Getting beyond old murals of “resistance” and recovering our lost “ceremonies of innocence”

Here’s a (very) rough cut of a conversation I had on Radio Ulster’s Good Morning Ulster with Independent councillor on the Derry And Strabane Council, Paul Gallagher about the replication of violence depicted on the famous Petrol Bomber mural.

In fact, Paul makes points I agree with. He references the role of poverty, lack of opportunity and eager willingness of young people to leave the city. It’s a situation that’s not that much different from the late 70s and early 80s.

He added in another factor, which is the suicide rate amongst the city’s young people: which is a clear and unambiguous sign of psychosocial distress.

All of these have real-world causes which exist beyond the semiotics of the Bogside mural. But the point is not that murals cause the violence, but more than they enable what George Lakoff calls

…semantic “frames” that give structure to our thoughts about abstract ideas that must be grounded in our lived experience if they are to be understood.

Joe Brewer then adds another layer…

“The economy makes sense in our minds as a collection of stories about things that may be quite true and valid (there is a cost to anything one would like to acquire) or ridiculously false if we look at the evidence (wealth hoarded by the super rich will “trickle down” to everyone else as so-called prosperity).

We live within our stories as the fish lives within the water around it. Just as the fish cannot see the water, we often do not see the culture we are swimming in.” [Emphasis added]

It is the semantic limitations that are the problem. Not for the first time on Slugger, I turn to Bryan Delaney’s great presentation from a few years back…

Every waking minute we’re bombarded by story when we go to sleep we’re flooded by the stories in our dreams, stories about our deeper selves told to us by profound and master storyteller deep within us that we don’t even know.

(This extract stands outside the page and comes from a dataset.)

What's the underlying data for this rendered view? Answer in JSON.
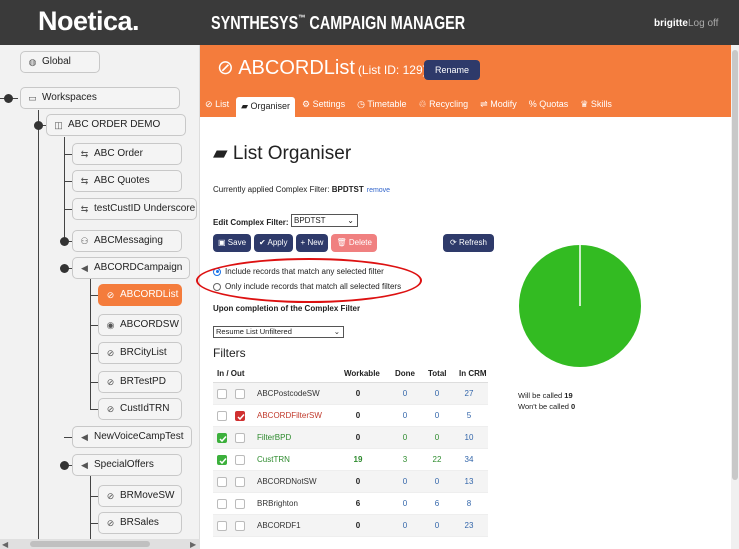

Religion is based on story. Genocide is based on story love is based on story. And recovery in this country emotional, psychological and spiritual recovery will also be based on story.

The writer Ben Okri has said that people are as healthy and confident as the stories they tell themselves but he also said that sick storytellers make nations sick.

As a story telling people we’re at a crossroads in this country we need to be extremely vigilant about the stories we choose to tell ourselves about ourselves.

We need to make a choice between the stories that shrink life and the stories that expand it and allow us to breath and to grow and to flourish.

This choice faces every society. Here’s Viktor Frankl speaking to an audience of students in Toronto just a few years after those events in Derry, riffing on Goethe…

And here’s the original from Goethe…

When we treat man as he is, we make him worse than he is; when we treat him as if he already were what he potentially could be, we make him what he should be.

Odd as it may seem, perhaps the casual firebombing of Derry’s vestigial minority of Protestants is the least damaging aspect of this affair. A deeper question might be: whom do these historic murals serve? And do they help grow life or shrink it? 

And how does a society that, twenty four years after the ceasefires is still struggling with the reduced and fatalistic imaginings of war build a fair and peaceful society, unified under a common law?

We have to find a way past this and other murals of resistance that shout loudly and uncompromisingly “Prepared for Peace, Ready for War”.

The Petrol Bomber” by “The Petrol Bomber” is licensed under “The Petrol Bomber

Mick is founding editor of Slugger. He has written papers on the impacts of the Internet on politics and the wider media and is a regular guest and speaking events across Ireland, the UK and Europe. Twitter: @MickFealty